The British government has announced plans for major improvements at Stonehenge to be completed ahead of the 2012 Olympics, when hordes of visitors are expected.

The hotly debated plans call for one of the roads near the prehistoric monument to be closed and grassed over to make the site more tranquil and to link the mysterious stone circle to the rest of the site. In addition, the antiquated visitor’s centre right next to the site will be shut down and replaced by a modern reception centre about 2.5 kilometres from the stones.

Visitors will be able to use the centre and then take a bus to the site, officials said.

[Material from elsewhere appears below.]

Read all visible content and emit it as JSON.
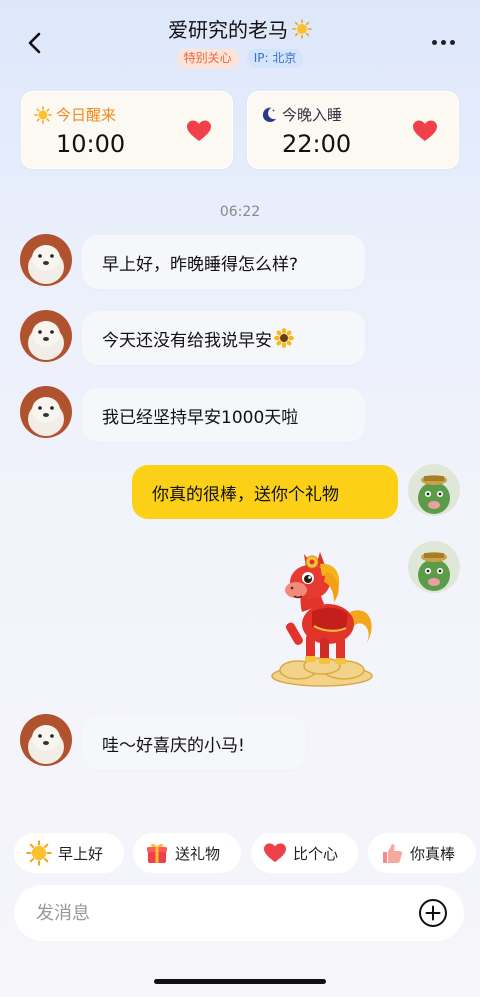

The plan is expected to cost about $44.3 million, officials said.

“This will lead to a pragmatic and affordable scheme which will make significant and vitally needed improvements to what we have now,” said Barry Cunliffe, chairman of English Heritage, which oversees the site and many other landmarks.

Stonehenge is a World Heritage Site that is one of the most visited monuments in Britain, but the visitor experience has long been hampered by the presence of two heavily travelled roads that go quite near the stone circle.

“Stonehenge is of international importance, but the setting for the monument is very inappropriate,” said Loraine Knowles, Stonehenge project director for English Heritage. “This will be a significant improvement.”

One of those roads will now be closed. Heritage planners had hoped to use a tunnel to take traffic on the other road away from the monument, but that expensive proposal has been rejected.

Knowles said Stonehenge will remain open to visitors while the construction work is done.